_Work to complete_.
Reply with one number only: the count of lines below that contain the word "date".
★ ★ ★ ★ ★ ★ ★
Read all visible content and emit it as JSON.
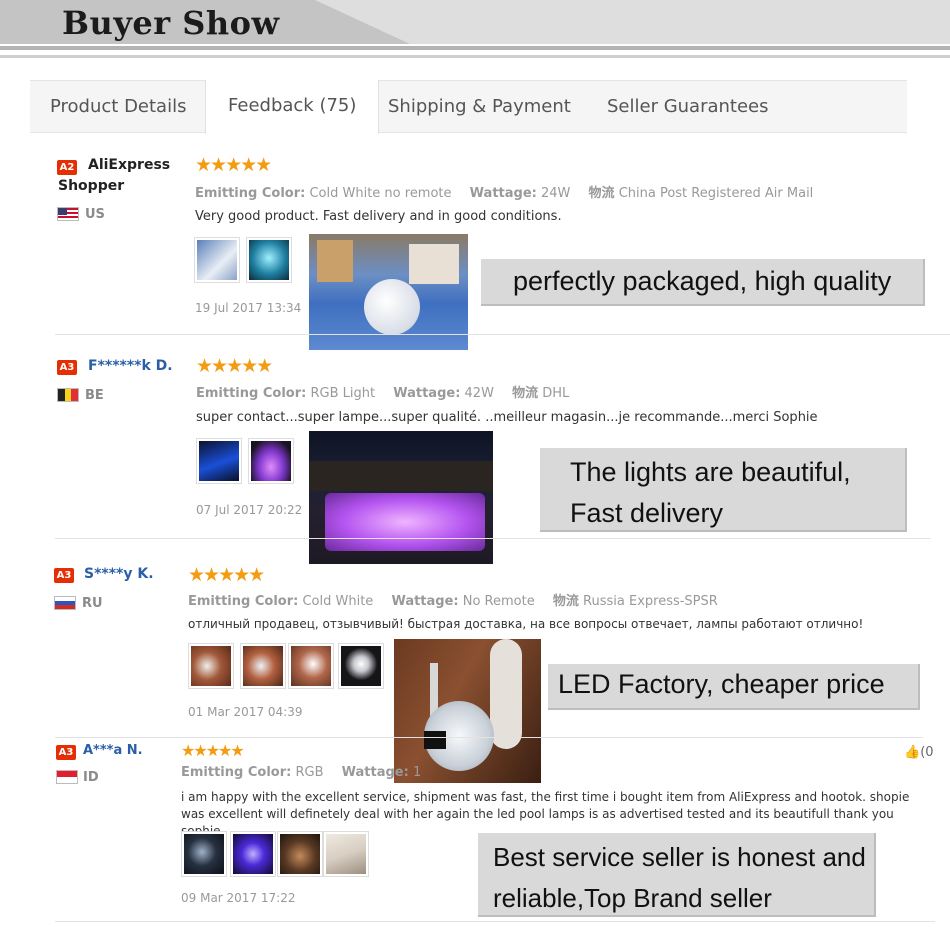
{
  "banner": {
    "title": "Buyer Show"
  },
  "tabs": [
    {
      "label": "Product Details",
      "active": false
    },
    {
      "label": "Feedback (75)",
      "active": true
    },
    {
      "label": "Shipping & Payment",
      "active": false
    },
    {
      "label": "Seller Guarantees",
      "active": false
    }
  ],
  "labels": {
    "emitting_color": "Emitting Color:",
    "wattage": "Wattage:",
    "logistics": "物流"
  },
  "reviews": [
    {
      "level": "A2",
      "name": "AliExpress Shopper",
      "country": "US",
      "stars": "★★★★★",
      "emitting_color": "Cold White no remote",
      "wattage": "24W",
      "logistics": "China Post Registered Air Mail",
      "comment": "Very good product. Fast delivery and in good conditions.",
      "date": "19 Jul 2017 13:34",
      "callout": [
        "perfectly packaged, high quality"
      ]
    },
    {
      "level": "A3",
      "name": "F******k D.",
      "country": "BE",
      "stars": "★★★★★",
      "emitting_color": "RGB Light",
      "wattage": "42W",
      "logistics": "DHL",
      "comment": "super contact...super lampe...super qualité. ..meilleur magasin...je recommande...merci Sophie",
      "date": "07 Jul 2017 20:22",
      "callout": [
        "The lights are beautiful,",
        "Fast delivery"
      ]
    },
    {
      "level": "A3",
      "name": "S****y K.",
      "country": "RU",
      "stars": "★★★★★",
      "emitting_color": "Cold White",
      "wattage": "No Remote",
      "logistics": "Russia Express-SPSR",
      "comment": "отличный продавец, отзывчивый! быстрая доставка, на все вопросы отвечает, лампы работают отлично!",
      "date": "01 Mar 2017 04:39",
      "callout": [
        "LED Factory, cheaper price"
      ]
    },
    {
      "level": "A3",
      "name": "A***a N.",
      "country": "ID",
      "stars": "★★★★★",
      "emitting_color": "RGB",
      "wattage": "1",
      "comment": "i am happy with the excellent service, shipment was fast, the first time i bought item from AliExpress and hootok. shopie was excellent will definetely deal with her again the led pool lamps is as advertised tested and its beautifull thank you sophie",
      "date": "09 Mar 2017 17:22",
      "callout": [
        "Best service seller is honest and",
        "reliable,Top Brand seller"
      ],
      "helpful": "(0"
    }
  ],
  "colors": {
    "accent_star": "#f39c12",
    "badge": "#e62e04",
    "name_link": "#2a5fa8"
  }
}
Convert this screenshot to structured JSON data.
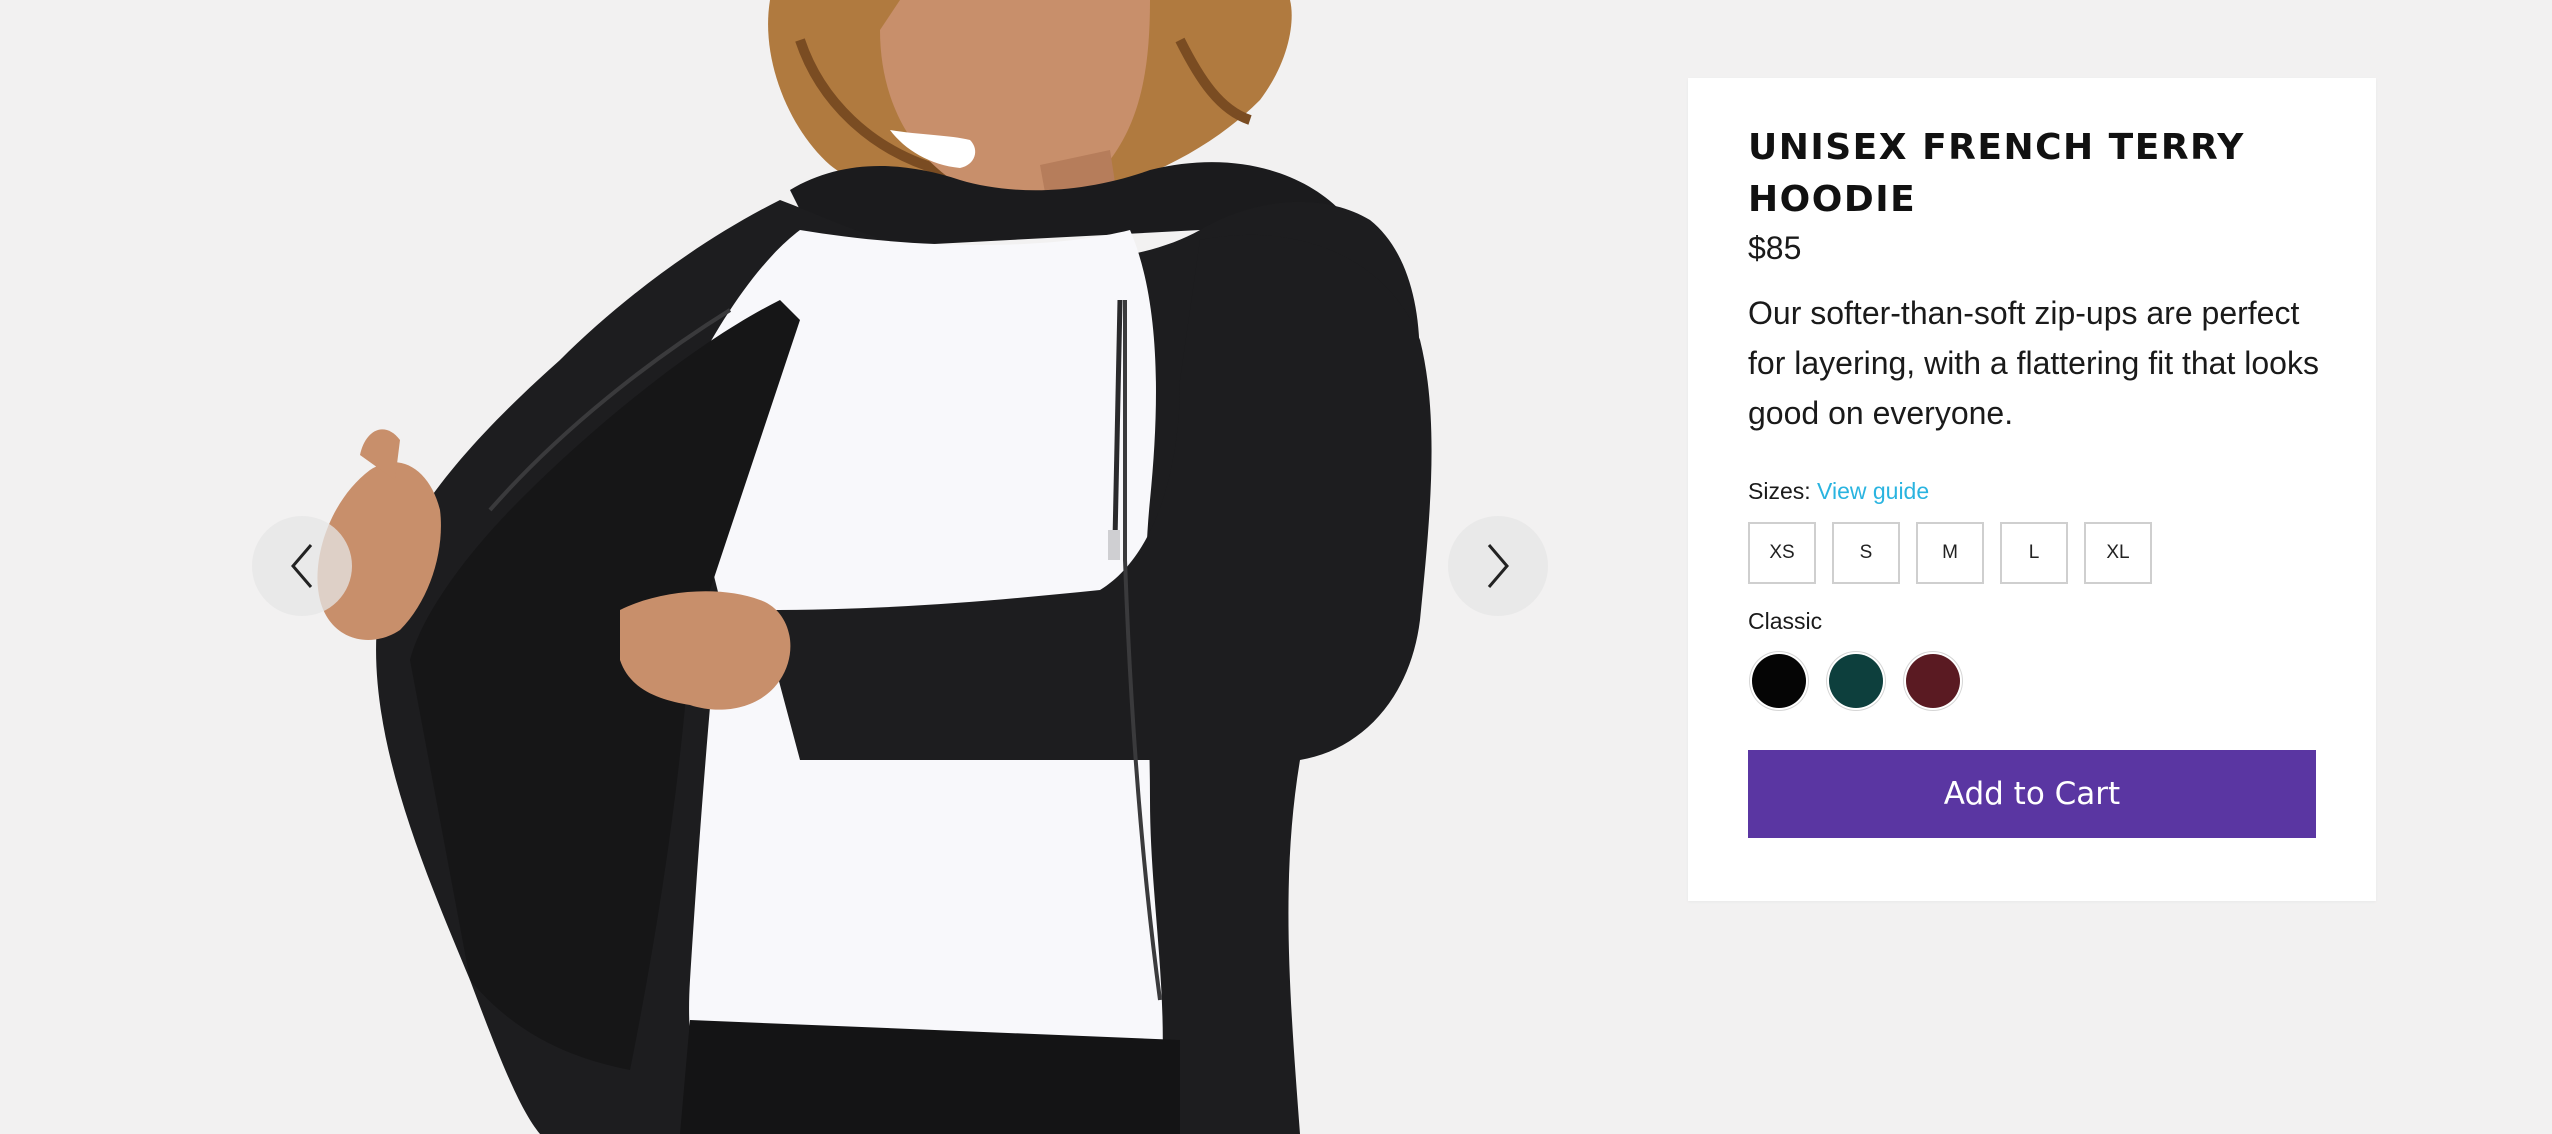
{
  "product": {
    "title": "UNISEX FRENCH TERRY HOODIE",
    "price": "$85",
    "description": "Our softer-than-soft zip-ups are perfect for layering, with a flattering fit that looks good on everyone."
  },
  "sizes": {
    "label": "Sizes:",
    "guide_link": "View guide",
    "options": [
      "XS",
      "S",
      "M",
      "L",
      "XL"
    ]
  },
  "colors": {
    "label": "Classic",
    "swatches": [
      "#050505",
      "#0d3f3d",
      "#5a1a22"
    ]
  },
  "cart": {
    "button_label": "Add to Cart",
    "accent": "#5a36a2"
  },
  "gallery": {
    "prev_icon": "chevron-left-icon",
    "next_icon": "chevron-right-icon"
  }
}
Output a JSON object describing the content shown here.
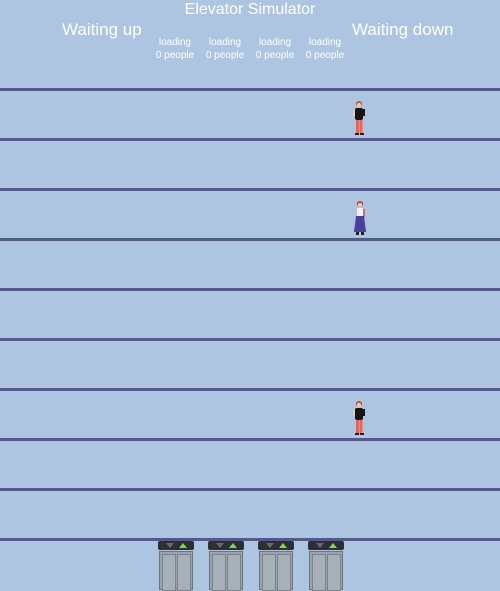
{
  "header": {
    "title": "Elevator Simulator",
    "waiting_up": "Waiting up",
    "waiting_down": "Waiting down"
  },
  "shafts": [
    {
      "status": "loading",
      "people": "0 people"
    },
    {
      "status": "loading",
      "people": "0 people"
    },
    {
      "status": "loading",
      "people": "0 people"
    },
    {
      "status": "loading",
      "people": "0 people"
    }
  ],
  "people": [
    {
      "outfit": "black-top-red-pants"
    },
    {
      "outfit": "purple-dress"
    },
    {
      "outfit": "black-top-red-pants"
    }
  ],
  "colors": {
    "background": "#aec5e1",
    "floor_line": "#56578a",
    "up_arrow": "#8fd14f"
  }
}
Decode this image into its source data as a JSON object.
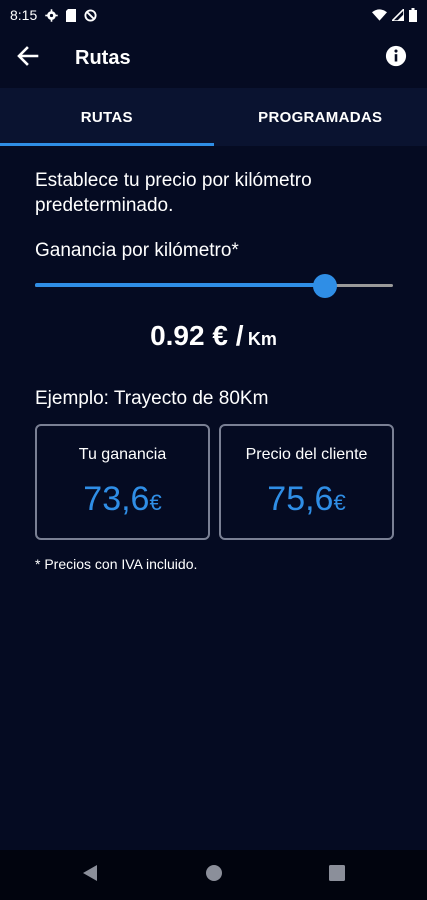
{
  "status_bar": {
    "time": "8:15",
    "icons_left": [
      "gear-icon",
      "sim-card-icon",
      "data-saver-icon"
    ],
    "icons_right": [
      "wifi-icon",
      "cell-signal-icon",
      "battery-icon"
    ]
  },
  "app_bar": {
    "title": "Rutas",
    "back_icon": "arrow-left-icon",
    "info_icon": "info-icon"
  },
  "tabs": [
    {
      "label": "RUTAS",
      "active": true
    },
    {
      "label": "PROGRAMADAS",
      "active": false
    }
  ],
  "intro_text": "Establece tu precio por kilómetro predeterminado.",
  "slider": {
    "label": "Ganancia por kilómetro*",
    "level_fraction": 0.81
  },
  "price": {
    "value": "0.92 € /",
    "unit": "Km"
  },
  "example": {
    "title": "Ejemplo: Trayecto de 80Km",
    "cards": [
      {
        "label": "Tu ganancia",
        "value": "73,6",
        "currency": "€"
      },
      {
        "label": "Precio del cliente",
        "value": "75,6",
        "currency": "€"
      }
    ]
  },
  "footnote": "* Precios con IVA incluido.",
  "colors": {
    "background": "#050b22",
    "tab_bar": "#0a1330",
    "accent": "#2f8ee6",
    "card_border": "#7a8094"
  },
  "nav_bar": {
    "icons": [
      "back-triangle-icon",
      "home-circle-icon",
      "recents-square-icon"
    ]
  }
}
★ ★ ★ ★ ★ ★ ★
_Exercise answer_.
4